An assistant bacteriologist would soon prove his point by undertaking the redesign of syringes distributed with diphtheria antitoxin; the existing ones had proved troublesome, as over time the rubber stopper stuck to the glass tube and could not easily be dislodged.

In the same period, laboratory staff were called upon to share their expertise in the Department's Sanitary Institute, the first school for health officers in the U.S. By 1909, there were 15 week-long courses, which included lectures, demonstrations and laboratory exercises.

Bacteriological examinations at the State Hygienic Laboratory more than tripled between 1908 and 1911, largely for the diagnosis of diphtheria, tuberculosis and typhoid. This routine activity paled in comparison to an extraordinary charge the laboratory undertook from July to November, 1911 -- diagnosis and control of cholera at New York City's Quarantine Station.

Outbreaks of the disease in ports of origin of ships docking in the city necessitated an all-hands-on-deck response from the city and state Health Departments. Laboratory director William S. Magill, M.D., transferred all available equipment, supplies and personnel from Albany to the Quarantine Station. Some 27,000 passengers were examined during the period. On a single day in November, with a staff of four, 2,076 passengers were listed, examined, cultures made and diagnoses completed so that all were released from quarantine within 31 hours.

Early photo of the Griffin farm

After years of petitioning the commissioner, who in turn appealed to the governor, Dr. Magill's wish for a farm was granted in May, 1913, with a $10,000 appropriation from the legislature.

Shortly thereafter, property was purchased in Guilderland on present-day Route 155, colloquially known as State Farm Road. The same year, Governor William Sulzer appointed a commission to evaluate the public health and the public health laboratory of New York State, and named as its chair Hermann M. Biggs, M.D., chief medical officer of the New York City Department of Health. The commission called for a reorganization of the state Health Department, which "should be provided with new laboratories, with sufficient land and equipped with adequate facilities for making examinations and analyses for local health officers and for original research." Dr. Biggs was drafted as state health commissioner in 1914. He in turn appointed Augustus B. Wadsworth, M.D., director of the Division of Laboratories and Research.

Media Production Facility

With the transfer of horses to the farm, the Yates Street facility underwent substantial renovation.
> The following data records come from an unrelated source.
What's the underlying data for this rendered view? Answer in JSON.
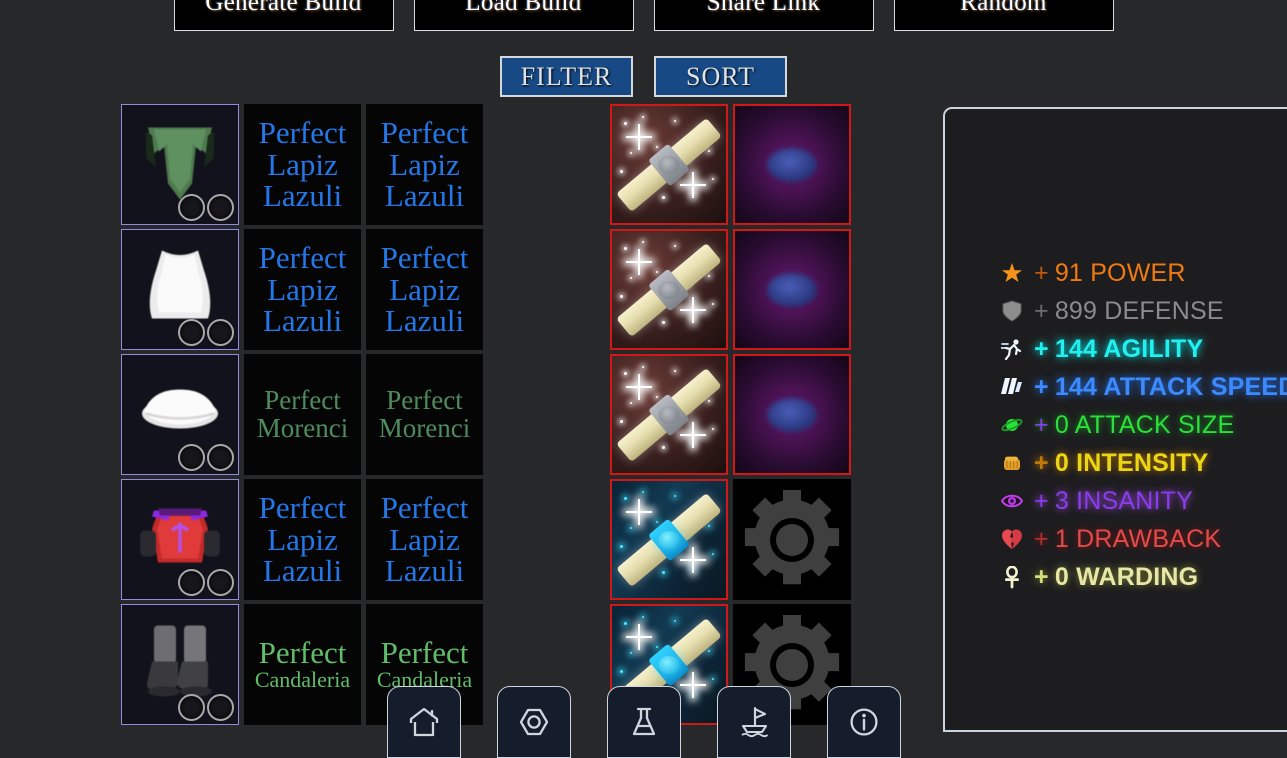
{
  "theme": {
    "background": "#272829",
    "panel_background": "#1d1d1f",
    "panel_border": "#c9d4de",
    "slot_border": "#8f8ce0",
    "scroll_border": "#d01818",
    "filter_button_bg": "#174a85",
    "nav_button_bg": "#151c2c"
  },
  "toolbar": {
    "buttons": [
      {
        "label": "Generate Build",
        "name": "generate-build-button"
      },
      {
        "label": "Load Build",
        "name": "load-build-button"
      },
      {
        "label": "Share Link",
        "name": "share-link-button"
      },
      {
        "label": "Random",
        "name": "random-button"
      }
    ]
  },
  "controls": {
    "filter_label": "FILTER",
    "sort_label": "SORT"
  },
  "gear_rows": [
    {
      "item": {
        "name": "green-skirt-item",
        "sockets": 2
      },
      "gem1": {
        "line1": "Perfect",
        "line2": "Lapiz",
        "line3": "Lazuli",
        "rarity": "lapiz"
      },
      "gem2": {
        "line1": "Perfect",
        "line2": "Lapiz",
        "line3": "Lazuli",
        "rarity": "lapiz"
      },
      "spacer": true,
      "scroll": {
        "name": "enchant-scroll-warm",
        "variant": "warm"
      },
      "modifier": {
        "name": "modifier-orb",
        "variant": "orb"
      }
    },
    {
      "item": {
        "name": "white-dress-item",
        "sockets": 2
      },
      "gem1": {
        "line1": "Perfect",
        "line2": "Lapiz",
        "line3": "Lazuli",
        "rarity": "lapiz"
      },
      "gem2": {
        "line1": "Perfect",
        "line2": "Lapiz",
        "line3": "Lazuli",
        "rarity": "lapiz"
      },
      "spacer": true,
      "scroll": {
        "name": "enchant-scroll-warm",
        "variant": "warm"
      },
      "modifier": {
        "name": "modifier-orb",
        "variant": "orb"
      }
    },
    {
      "item": {
        "name": "white-hat-item",
        "sockets": 2
      },
      "gem1": {
        "line1": "Perfect",
        "line2": "Morenci",
        "rarity": "morenci"
      },
      "gem2": {
        "line1": "Perfect",
        "line2": "Morenci",
        "rarity": "morenci"
      },
      "spacer": true,
      "scroll": {
        "name": "enchant-scroll-warm",
        "variant": "warm"
      },
      "modifier": {
        "name": "modifier-orb",
        "variant": "orb"
      }
    },
    {
      "item": {
        "name": "red-chestplate-item",
        "sockets": 2
      },
      "gem1": {
        "line1": "Perfect",
        "line2": "Lapiz",
        "line3": "Lazuli",
        "rarity": "lapiz"
      },
      "gem2": {
        "line1": "Perfect",
        "line2": "Lapiz",
        "line3": "Lazuli",
        "rarity": "lapiz"
      },
      "spacer": true,
      "scroll": {
        "name": "enchant-scroll-cool",
        "variant": "cool"
      },
      "modifier": {
        "name": "empty-gear-slot",
        "variant": "gear"
      }
    },
    {
      "item": {
        "name": "grey-boots-item",
        "sockets": 2
      },
      "gem1": {
        "line1": "Perfect",
        "line2": "Candaleria",
        "rarity": "candaleria"
      },
      "gem2": {
        "line1": "Perfect",
        "line2": "Candaleria",
        "rarity": "candaleria"
      },
      "spacer": true,
      "scroll": {
        "name": "enchant-scroll-cool",
        "variant": "cool"
      },
      "modifier": {
        "name": "empty-gear-slot",
        "variant": "gear"
      }
    }
  ],
  "stats": [
    {
      "icon": "star-icon",
      "op": "+",
      "value": "91",
      "label": "POWER",
      "style": "s-power",
      "color": "#f07a10"
    },
    {
      "icon": "shield-icon",
      "op": "+",
      "value": "899",
      "label": "DEFENSE",
      "style": "s-defense",
      "color": "#8b8b8b"
    },
    {
      "icon": "runner-icon",
      "op": "+",
      "value": "144",
      "label": "AGILITY",
      "style": "s-agility",
      "color": "#20f0f0"
    },
    {
      "icon": "speed-lines-icon",
      "op": "+",
      "value": "144",
      "label": "ATTACK SPEED",
      "style": "s-aspeed",
      "color": "#3b8bff"
    },
    {
      "icon": "planet-icon",
      "op": "+",
      "value": "0",
      "label": "ATTACK SIZE",
      "style": "s-asize",
      "color": "#2be03a"
    },
    {
      "icon": "fist-icon",
      "op": "+",
      "value": "0",
      "label": "INTENSITY",
      "style": "s-intens",
      "color": "#ead714"
    },
    {
      "icon": "eye-icon",
      "op": "+",
      "value": "3",
      "label": "INSANITY",
      "style": "s-insane",
      "color": "#8b3cf0"
    },
    {
      "icon": "broken-heart-icon",
      "op": "+",
      "value": "1",
      "label": "DRAWBACK",
      "style": "s-draw",
      "color": "#e14b4b"
    },
    {
      "icon": "ankh-icon",
      "op": "+",
      "value": "0",
      "label": "WARDING",
      "style": "s-ward",
      "color": "#e7e7a8"
    }
  ],
  "bottom_nav": [
    {
      "icon": "home-icon",
      "name": "nav-home"
    },
    {
      "icon": "hexagon-icon",
      "name": "nav-gems"
    },
    {
      "icon": "flask-icon",
      "name": "nav-potions"
    },
    {
      "icon": "sailboat-icon",
      "name": "nav-voyage"
    },
    {
      "icon": "info-icon",
      "name": "nav-info"
    }
  ]
}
In Dr. Wadsworth's first annual report, he wrote that "the work was carried on under the greatest difficulties. Conditions were not even sanitary. The laboratory rooms in the building on Yates Street were small and crowded. Only a part of the building was arranged for work, while the remainder was used for storage and not heated, and without plumbing for water or gas."

In short order, he turned a former storage room into a media production facility, moved the diagnostic laboratories to rooms more suited for that purpose, created a reference library in the former director's office, and installed new heating, lighting and plumbing systems. The overall effect was to double the space for laboratory work.

Dr. Augustus B. Wadsworth and staff

Just as he expanded and renovated the laboratory's physical space, so too did Dr. Wadsworth increase and revitalize the laboratory's staff. Seated front and center circa 1915, he began his first year as director with a staff of 17 and ended it with 46. The trend continued. He effected the construction of a new main laboratory building on New Scotland Avenue in Albany. Designed for from 60 to 70 workers, by the time the space was occupied in 1919, his staff had grown to 150. On that site today stands the David Axelrod Institute for Public Health, one of several laboratory facilities that constitute the organization that now bears the name Wadsworth Center.